Mijn gedachten gaan uit naar de nabestaanden en kinderen van Jürgen Conings. Voor hen is dit bijzonder droevig nieuws, want zij verliezen een vader, een familielid of een vriend.
A massive manhunt was started to look for Conings, scouring a large area of the National Park on the ground and in the air. Belgian police were accompanied by troops, as well as logistical support from armed forces from Germany and the Netherlands, whose borders are very close to the area.
The search turned up only two clues: Conings had abandoned his car on the first evening, presumably before entering the forest. And inside the wood, searchers came across a groundsheet he may have used as a bivouac. Other than that, not a trace was found. Until today.
After his disappearance, it emerged that Conings was one of a number of soldiers on a watchlist of right-wing extremists kept by the military intelligence service. He was also classified as dangerous by the service that assesses the risk of terrorism. The question then arose: How could a man with such accusations against him be allowed access to heavy weapons?
That question has yet to be answered satisfactorily.
The news of the discovery of Conings’ remains has now been officially confirmed by the federal prosecutor’s office. That office is responsible for investigations involving terrorism.
“The probable cause of death, according to the initial investigation results, is suicide by firearms.,” a spokesperson said. “However, this is yet to be confirmed. A new state of affairs will be provided at the end of the day in conjunction with the crisis centre.”
Members of the family, arrived close to the scene, told De Morgen they did not believe in the thesis of suicide.
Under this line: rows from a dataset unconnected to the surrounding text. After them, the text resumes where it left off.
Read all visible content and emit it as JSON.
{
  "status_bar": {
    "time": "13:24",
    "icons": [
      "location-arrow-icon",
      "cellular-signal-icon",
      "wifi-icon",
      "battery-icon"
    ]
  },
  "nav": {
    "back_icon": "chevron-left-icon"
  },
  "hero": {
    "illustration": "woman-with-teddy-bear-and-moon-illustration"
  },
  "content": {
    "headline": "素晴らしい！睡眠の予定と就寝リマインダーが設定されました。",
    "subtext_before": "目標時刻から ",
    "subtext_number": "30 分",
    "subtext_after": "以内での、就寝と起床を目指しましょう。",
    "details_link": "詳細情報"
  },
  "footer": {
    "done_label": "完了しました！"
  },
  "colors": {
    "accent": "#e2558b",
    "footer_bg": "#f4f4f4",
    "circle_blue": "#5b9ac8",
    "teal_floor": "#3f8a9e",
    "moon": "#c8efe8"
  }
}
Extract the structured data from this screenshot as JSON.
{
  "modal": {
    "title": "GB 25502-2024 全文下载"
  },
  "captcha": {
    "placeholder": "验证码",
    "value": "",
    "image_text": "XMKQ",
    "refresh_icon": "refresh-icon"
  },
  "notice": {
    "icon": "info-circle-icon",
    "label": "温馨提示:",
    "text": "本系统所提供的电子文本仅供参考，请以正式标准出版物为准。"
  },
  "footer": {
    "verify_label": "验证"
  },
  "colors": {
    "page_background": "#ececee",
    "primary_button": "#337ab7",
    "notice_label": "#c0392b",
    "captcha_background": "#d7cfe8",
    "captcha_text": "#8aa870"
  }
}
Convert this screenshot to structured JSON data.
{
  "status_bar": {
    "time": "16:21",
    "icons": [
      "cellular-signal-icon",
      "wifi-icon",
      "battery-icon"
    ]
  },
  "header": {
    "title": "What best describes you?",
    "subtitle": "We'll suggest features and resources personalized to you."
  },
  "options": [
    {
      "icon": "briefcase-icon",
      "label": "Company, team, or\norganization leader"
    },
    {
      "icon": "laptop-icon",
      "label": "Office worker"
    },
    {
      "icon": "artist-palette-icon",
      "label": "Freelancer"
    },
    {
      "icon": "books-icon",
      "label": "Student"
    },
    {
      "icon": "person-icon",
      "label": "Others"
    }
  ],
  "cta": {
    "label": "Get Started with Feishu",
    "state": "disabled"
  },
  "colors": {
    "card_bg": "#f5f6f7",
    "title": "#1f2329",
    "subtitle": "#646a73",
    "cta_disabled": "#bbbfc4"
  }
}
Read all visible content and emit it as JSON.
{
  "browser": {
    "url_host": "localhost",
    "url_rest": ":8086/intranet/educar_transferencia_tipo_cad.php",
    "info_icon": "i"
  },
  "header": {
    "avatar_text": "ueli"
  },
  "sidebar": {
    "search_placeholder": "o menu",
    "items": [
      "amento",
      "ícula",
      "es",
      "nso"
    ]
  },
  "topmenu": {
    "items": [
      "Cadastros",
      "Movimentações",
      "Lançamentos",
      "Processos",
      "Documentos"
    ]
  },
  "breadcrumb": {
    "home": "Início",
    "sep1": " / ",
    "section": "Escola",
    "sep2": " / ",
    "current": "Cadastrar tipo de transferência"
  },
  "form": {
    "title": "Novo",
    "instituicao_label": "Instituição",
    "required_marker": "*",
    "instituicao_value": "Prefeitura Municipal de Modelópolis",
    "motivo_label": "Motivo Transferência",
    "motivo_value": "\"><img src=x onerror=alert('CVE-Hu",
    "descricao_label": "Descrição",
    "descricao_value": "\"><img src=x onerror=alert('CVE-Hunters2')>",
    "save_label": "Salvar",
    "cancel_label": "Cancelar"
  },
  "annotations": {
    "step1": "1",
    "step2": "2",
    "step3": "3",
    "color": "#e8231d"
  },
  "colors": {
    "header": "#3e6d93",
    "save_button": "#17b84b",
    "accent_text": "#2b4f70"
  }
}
“It’s not possible that 500 soldiers with dogs couldn’t find him. They killed him,” said one of the relatives present. “I do not believe that Jürgen committed suicide. Do you know Jurgen? We do. What a bizarre coincidence that the mayor of Maaseik just found him.”
According to reports, the body was found by accident by the mayor of Maaseik, Johan Tollenaere, while he was out cycling.
According to De Morgen, Tollenaere was cycling by when he noticed an overwhelming smell of decay. He notified military and emergency services who were still in the area. Police, however, said the mayor was in the company of a group of cyclists.
“I didn’t go and look myself,” he said. “Judging by the smell I thought it was a corpse in an advanced state of decomposition. It wasn’t up to me to discover that, but the body seemed to be close to where we passed.”
Belga news agency reports a hunter also noticed the smell early this morning while mountain-biking, and thought it may be a dead animal. He returned to the scene around noon and found a bearded man dressed in black clothing, clearly dead. Around him lay a shotgun, a handgun, an axe, a knife and ammunition. He then contacted the police.
“I am sorry that I had to find the person involved in this way. I would rather have found him alive and well. It is unfortunate for his family,” said Nard Houben.
A spokesperson for defence minister Ludivine Dedonder said a pathologist was on the way. He has now arrived, together with the Army’s bomb disposal unit DOVO, in the event of booby-traps.
This article will be updated as new information comes in.